* DATA RECORDS *
***

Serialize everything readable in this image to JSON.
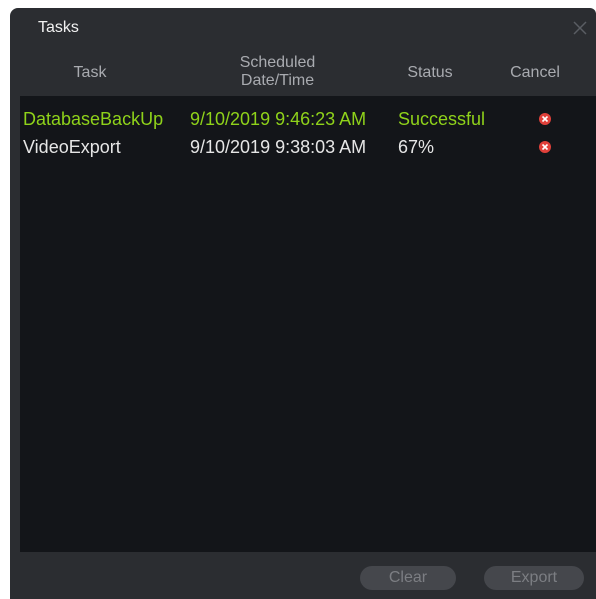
{
  "window": {
    "title": "Tasks"
  },
  "columns": {
    "task": "Task",
    "scheduled_line1": "Scheduled",
    "scheduled_line2": "Date/Time",
    "status": "Status",
    "cancel": "Cancel"
  },
  "rows": [
    {
      "task": "DatabaseBackUp",
      "scheduled": "9/10/2019 9:46:23 AM",
      "status": "Successful",
      "state": "success"
    },
    {
      "task": "VideoExport",
      "scheduled": "9/10/2019 9:38:03 AM",
      "status": "67%",
      "state": "running"
    }
  ],
  "buttons": {
    "clear": "Clear",
    "export": "Export"
  },
  "colors": {
    "dialog_bg": "#2b2d31",
    "list_bg": "#131519",
    "success_text": "#8fd21a",
    "normal_text": "#e6e6e6",
    "header_text": "#a9abb0",
    "cancel_icon": "#e0403a"
  },
  "icons": {
    "close": "close-icon",
    "cancel": "cancel-x-circle-icon"
  }
}
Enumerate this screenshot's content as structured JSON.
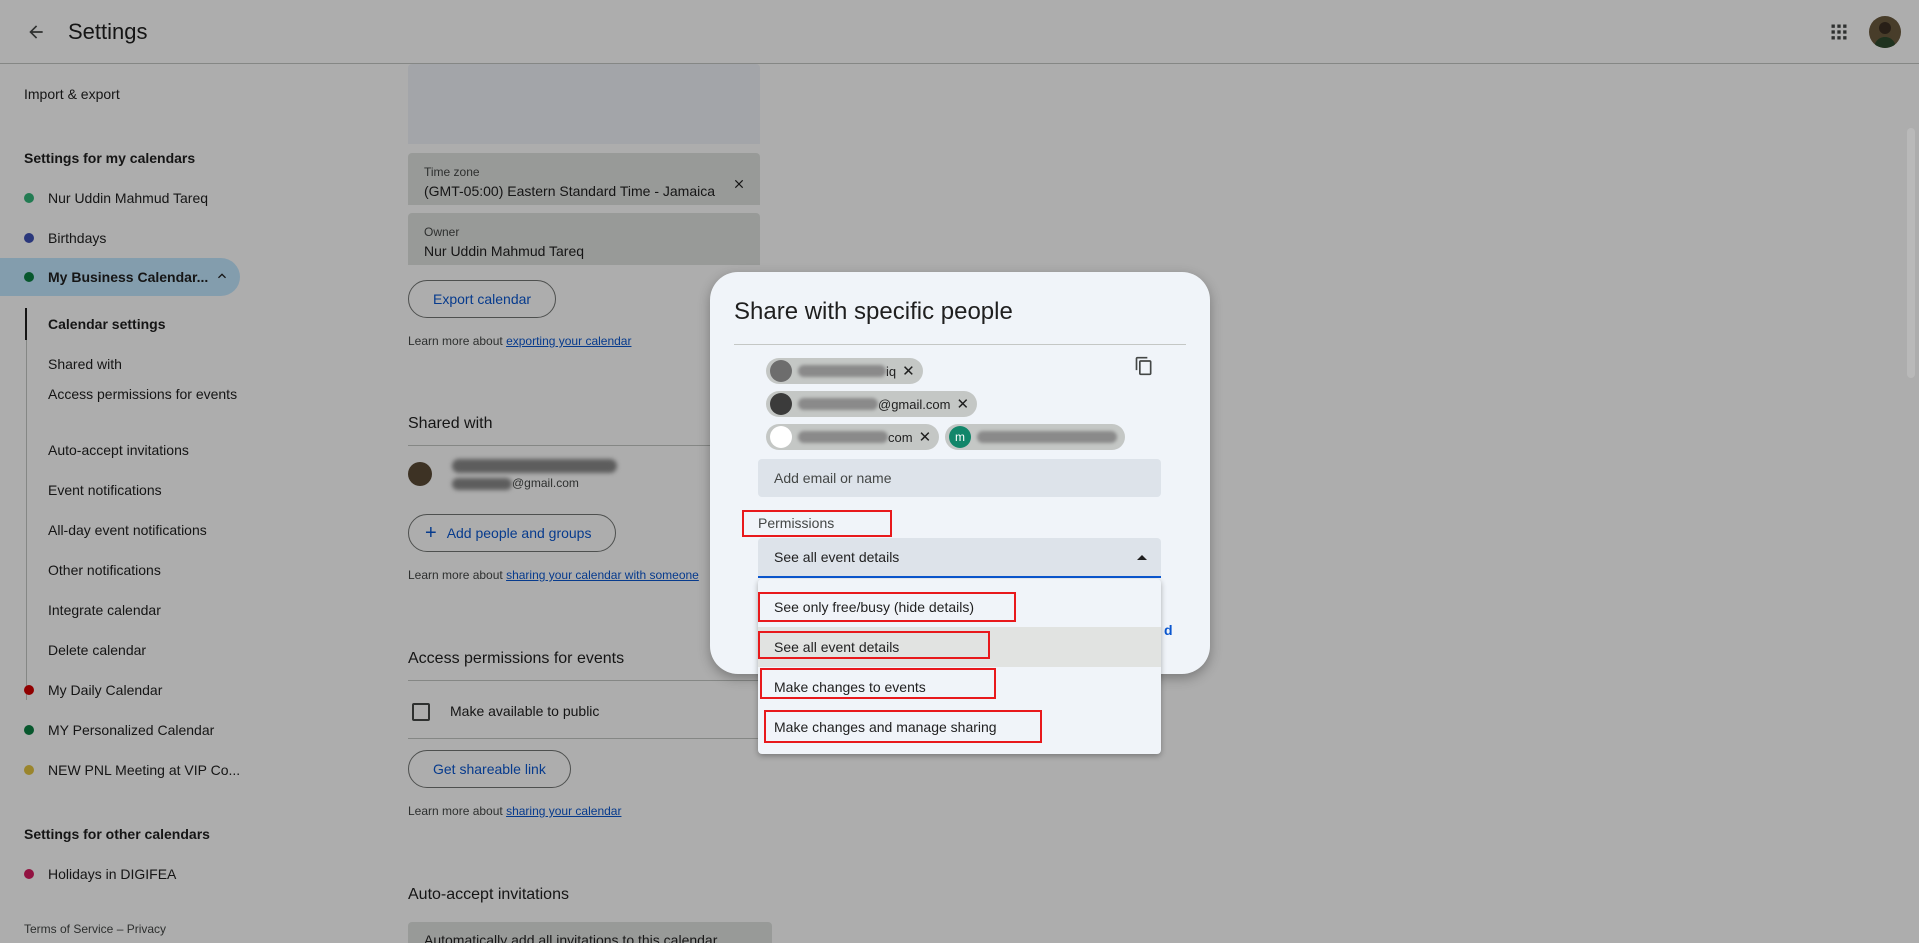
{
  "header": {
    "title": "Settings"
  },
  "sidebar": {
    "import_export": "Import & export",
    "my_calendars_title": "Settings for my calendars",
    "calendars": [
      {
        "name": "Nur Uddin Mahmud Tareq",
        "color": "#33b679"
      },
      {
        "name": "Birthdays",
        "color": "#3f51b5"
      }
    ],
    "active_calendar": "My Business Calendar...",
    "sub_items": [
      "Calendar settings",
      "Shared with",
      "Access permissions for events",
      "Auto-accept invitations",
      "Event notifications",
      "All-day event notifications",
      "Other notifications",
      "Integrate calendar",
      "Delete calendar"
    ],
    "more_calendars": [
      {
        "name": "My Daily Calendar",
        "color": "#d50000"
      },
      {
        "name": "MY Personalized Calendar",
        "color": "#0b8043"
      },
      {
        "name": "NEW PNL Meeting at VIP Co...",
        "color": "#e4c441"
      }
    ],
    "other_calendars_title": "Settings for other calendars",
    "other_calendars": [
      {
        "name": "Holidays in DIGIFEA",
        "color": "#d81b60"
      }
    ],
    "footer": "Terms of Service – Privacy"
  },
  "main": {
    "timezone_label": "Time zone",
    "timezone_value": "(GMT-05:00) Eastern Standard Time - Jamaica",
    "owner_label": "Owner",
    "owner_value": "Nur Uddin Mahmud Tareq",
    "export_button": "Export calendar",
    "export_learn_prefix": "Learn more about ",
    "export_learn_link": "exporting your calendar",
    "shared_title": "Shared with",
    "shared_email_suffix": "@gmail.com",
    "add_people_button": "Add people and groups",
    "share_learn_prefix": "Learn more about ",
    "share_learn_link": "sharing your calendar with someone",
    "access_title": "Access permissions for events",
    "public_label": "Make available to public",
    "shareable_button": "Get shareable link",
    "public_learn_prefix": "Learn more about ",
    "public_learn_link": "sharing your calendar",
    "auto_accept_title": "Auto-accept invitations",
    "auto_accept_value": "Automatically add all invitations to this calendar"
  },
  "dialog": {
    "title": "Share with specific people",
    "chips": [
      {
        "visible_text": "iq"
      },
      {
        "visible_text": "@gmail.com"
      },
      {
        "visible_text": "com"
      },
      {
        "visible_text": "",
        "initial": "m"
      }
    ],
    "add_placeholder": "Add email or name",
    "permissions_label": "Permissions",
    "permissions_selected": "See all event details",
    "link_fragment": "d",
    "options": [
      "See only free/busy (hide details)",
      "See all event details",
      "Make changes to events",
      "Make changes and manage sharing"
    ],
    "selected_index": 1
  },
  "colors": {
    "accent": "#0b57d0",
    "highlight": "#e8191c",
    "active_bg": "#c2e7ff"
  }
}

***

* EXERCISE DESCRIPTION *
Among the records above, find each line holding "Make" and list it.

* TASK ANSWER *
    "public_label": "Make available to public",
      "Make changes to events",
      "Make changes and manage sharing"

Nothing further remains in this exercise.